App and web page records

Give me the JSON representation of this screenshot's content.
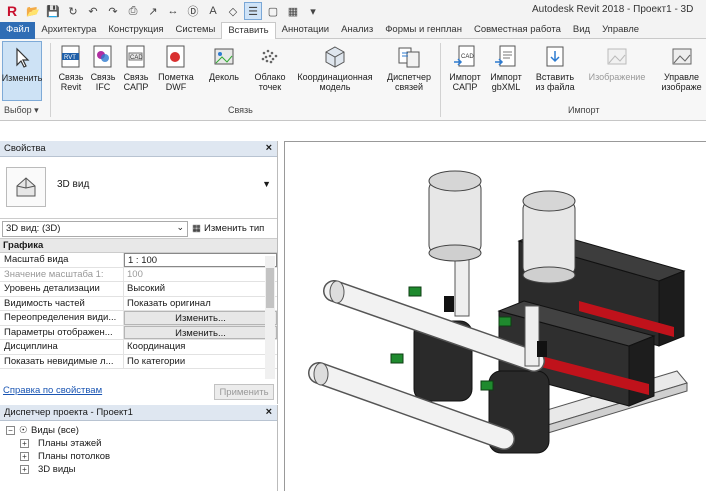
{
  "app": {
    "title": "Autodesk Revit 2018 -    Проект1 - 3D"
  },
  "tabs": [
    "Файл",
    "Архитектура",
    "Конструкция",
    "Системы",
    "Вставить",
    "Аннотации",
    "Анализ",
    "Формы и генплан",
    "Совместная работа",
    "Вид",
    "Управле"
  ],
  "ribbon": {
    "buttons": {
      "modify": "Изменить",
      "link_revit": "Связь\nRevit",
      "link_ifc": "Связь\nIFC",
      "link_cad": "Связь\nСАПР",
      "dwf": "Пометка\nDWF",
      "decal": "Деколь",
      "point_cloud": "Облако\nточек",
      "coord_model": "Координационная\nмодель",
      "link_manager": "Диспетчер\nсвязей",
      "import_cad": "Импорт\nСАПР",
      "import_gbxml": "Импорт\ngbXML",
      "insert_file": "Вставить\nиз файла",
      "image": "Изображение",
      "manage_images": "Управле\nизображе"
    },
    "groups": {
      "select": "Выбор",
      "link": "Связь",
      "import": "Импорт"
    }
  },
  "properties": {
    "title": "Свойства",
    "type_name": "3D вид",
    "filter": "3D вид: (3D)",
    "edit_type": "Изменить тип",
    "category": "Графика",
    "rows": [
      {
        "key": "Масштаб вида",
        "value": "1 : 100"
      },
      {
        "key": "Значение масштаба    1:",
        "value": "100"
      },
      {
        "key": "Уровень детализации",
        "value": "Высокий"
      },
      {
        "key": "Видимость частей",
        "value": "Показать оригинал"
      },
      {
        "key": "Переопределения види...",
        "value": "Изменить..."
      },
      {
        "key": "Параметры отображен...",
        "value": "Изменить..."
      },
      {
        "key": "Дисциплина",
        "value": "Координация"
      },
      {
        "key": "Показать невидимые л...",
        "value": "По категории"
      }
    ],
    "help_link": "Справка по свойствам",
    "apply": "Применить"
  },
  "browser": {
    "title": "Диспетчер проекта - Проект1",
    "items": [
      "Виды (все)",
      "Планы этажей",
      "Планы потолков",
      "3D виды"
    ]
  },
  "colors": {
    "file_tab": "#2f6db5",
    "panel_header": "#dfe7f1",
    "pump_red": "#c0121b",
    "valve_green": "#1f8a2e"
  }
}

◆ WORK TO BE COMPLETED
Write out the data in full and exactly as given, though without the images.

◆ EXERCISE SOLUTION
Give me the JSON representation of this screenshot's content.
{
  "app": {
    "title": "Autodesk Revit 2018 -    Проект1 - 3D"
  },
  "tabs": [
    "Файл",
    "Архитектура",
    "Конструкция",
    "Системы",
    "Вставить",
    "Аннотации",
    "Анализ",
    "Формы и генплан",
    "Совместная работа",
    "Вид",
    "Управле"
  ],
  "ribbon": {
    "buttons": {
      "modify": "Изменить",
      "link_revit": "Связь\nRevit",
      "link_ifc": "Связь\nIFC",
      "link_cad": "Связь\nСАПР",
      "dwf": "Пометка\nDWF",
      "decal": "Деколь",
      "point_cloud": "Облако\nточек",
      "coord_model": "Координационная\nмодель",
      "link_manager": "Диспетчер\nсвязей",
      "import_cad": "Импорт\nСАПР",
      "import_gbxml": "Импорт\ngbXML",
      "insert_file": "Вставить\nиз файла",
      "image": "Изображение",
      "manage_images": "Управле\nизображе"
    },
    "groups": {
      "select": "Выбор",
      "link": "Связь",
      "import": "Импорт"
    }
  },
  "properties": {
    "title": "Свойства",
    "type_name": "3D вид",
    "filter": "3D вид: (3D)",
    "edit_type": "Изменить тип",
    "category": "Графика",
    "rows": [
      {
        "key": "Масштаб вида",
        "value": "1 : 100"
      },
      {
        "key": "Значение масштаба    1:",
        "value": "100"
      },
      {
        "key": "Уровень детализации",
        "value": "Высокий"
      },
      {
        "key": "Видимость частей",
        "value": "Показать оригинал"
      },
      {
        "key": "Переопределения види...",
        "value": "Изменить..."
      },
      {
        "key": "Параметры отображен...",
        "value": "Изменить..."
      },
      {
        "key": "Дисциплина",
        "value": "Координация"
      },
      {
        "key": "Показать невидимые л...",
        "value": "По категории"
      }
    ],
    "help_link": "Справка по свойствам",
    "apply": "Применить"
  },
  "browser": {
    "title": "Диспетчер проекта - Проект1",
    "items": [
      "Виды (все)",
      "Планы этажей",
      "Планы потолков",
      "3D виды"
    ]
  },
  "colors": {
    "file_tab": "#2f6db5",
    "panel_header": "#dfe7f1",
    "pump_red": "#c0121b",
    "valve_green": "#1f8a2e"
  }
}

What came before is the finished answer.